Although ethics has a broader application, it pushes you to question what you are doing, whether it’s right or wrong or somewhere in between. While these questions impacts crises like our national battle with AIDS, it has meaning for an undergraduate’s life as well. In speaking about how she spent her time outside her dorms – Paloma, Chi Theta Chi and Columbae – Maddow reminded listeners that we as students are making important choices right now.
A Country Adrift
Maddow also spoke extensively about her recently published book, “Drift.” In her book, written for civilians by a civilian, Maddow discusses the issues inherent in our nation’s state of perpetual war and the increasing distance between the military and the citizens that they fight to protect.
Initially, Maddow spoke of the U.S.’s nuclear arsenal – of over 5000 warheads, each with the power to cause an explosion 10 times the size of Hiroshima. In her book and in her talk she asked an ethics question – to what end? She explained how America has a $20 billion stock of weapons, with a Pentagon full of defunct programs, that they no longer want. Maddow said it was time for a change in both how we conduct wars and how it will be funded in the future.
She said, “I am not pacifist…I respect the decision of a country to maintain a robust military. [But] we are not doing [the military] any favors by insulating them from the competition of resources.” Maddow hopes that competition will allow us to prioritize our defense programs and that it will bring national attention to an area that is getting more and more secretive as administrations change – America’s way of having war. From Reagen’s secret war in Granada and onwards, Congress has been less and less vocal about the conflicts that America is participating in. Maddow explained that 40 years ago, America changed its way of going to war. American officials, not wanting to convince the public that a cause is worth spilling American blood, have taken to carrying out operations in secret, sometimes through the CIA. Ultimately, Maddow explained that “we are designed to be a peaceable country.”Our constitution states that Congress, a representative body of every state of every person in the nations, is the only one that has the power to declare way. It is not supposed to be easy.
And it’s not supposed to be easy for the American public to distance themselves from the conflict.In the final part of her talk, Maddow discussed the primary focus of her book: the growing distance between civilians and military personnel.

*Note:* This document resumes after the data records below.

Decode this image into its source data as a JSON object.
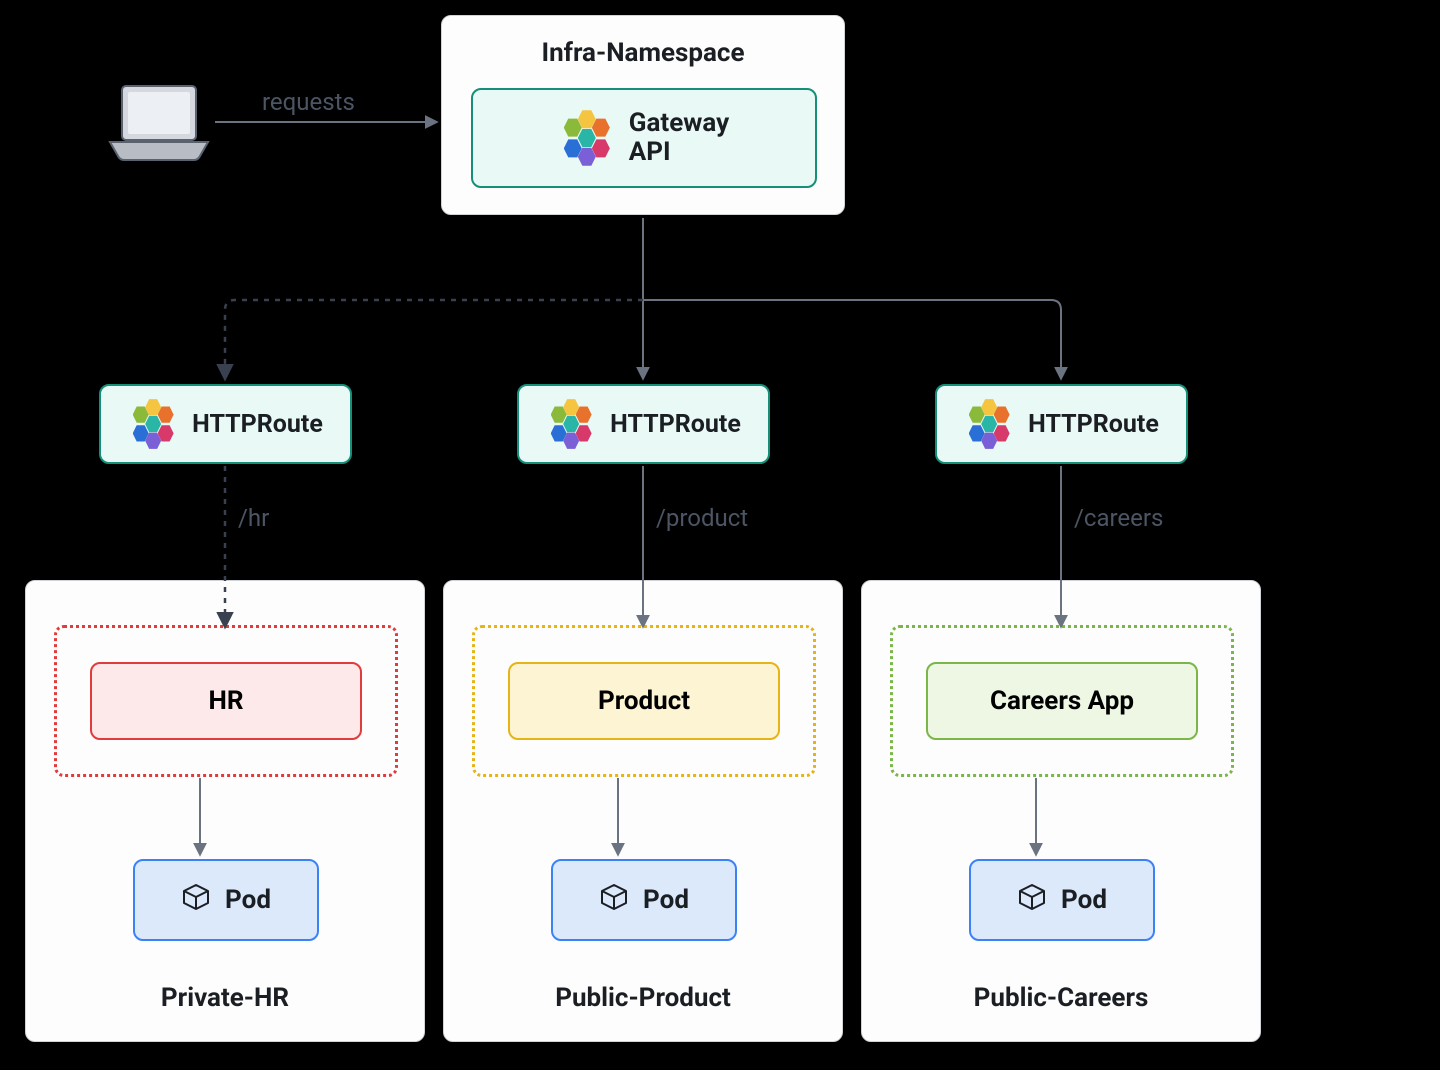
{
  "client": {
    "label": "requests"
  },
  "infra": {
    "title": "Infra-Namespace",
    "gateway": {
      "label_l1": "Gateway",
      "label_l2": "API"
    }
  },
  "routes": {
    "hr": {
      "box": "HTTPRoute",
      "path": "/hr"
    },
    "product": {
      "box": "HTTPRoute",
      "path": "/product"
    },
    "careers": {
      "box": "HTTPRoute",
      "path": "/careers"
    }
  },
  "namespaces": {
    "hr": {
      "title": "Private-HR",
      "service": "HR",
      "pod": "Pod"
    },
    "product": {
      "title": "Public-Product",
      "service": "Product",
      "pod": "Pod"
    },
    "careers": {
      "title": "Public-Careers",
      "service": "Careers App",
      "pod": "Pod"
    }
  },
  "colors": {
    "teal": "#158f7a",
    "tealFill": "#e9f9f5",
    "red": "#e23b3b",
    "redFill": "#fde8ea",
    "yellow": "#e7b416",
    "yellowFill": "#fdf4d3",
    "green": "#7ab648",
    "greenFill": "#eef7e3",
    "blue": "#3b82f6",
    "blueFill": "#dbe9fb",
    "gray": "#6b7280"
  }
}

Not only are Americans distancing themselves intellectually, but are distancing themselves emotionally. Only 1% of American are active in the military and thus only 1% of families are directly impacted by these lengthy conflicts. Although we may be emotional in the face of commercial reminders of our soldiers struggles, and clap for them when they are in uniform on planes, Maddow stated that civilians now look on soldiers with a mix of pity, hero-worship and fear. “Civilians are alienated from the people who are fighting in our name,” said Maddow.
Maddow believes that this lack of debate about war and feeling that someone else is fighting our wars, are all fixable. It’s not the way its supposed to be and her book calls for a change.
Maddow provides a quick introduction to her book on her website here.
The night was capped off with a question and answer session. Students and community members came to pick her mind about what it means to be an activist, the changing role of humanities in academia, and her thoughts about both external and internal conflicts in America. Her final words, in response to a question about the changing gay community, were tinged with the ethical lessons she learned at Stanford. She explained that in coming out you don’t know who’s heart you’re helping or breaking, but that by taking this action you are changing things and paving the ways for others. It’s a thought we can all take away and apply to our daily lives.
Update: Clarification made in third paragraph.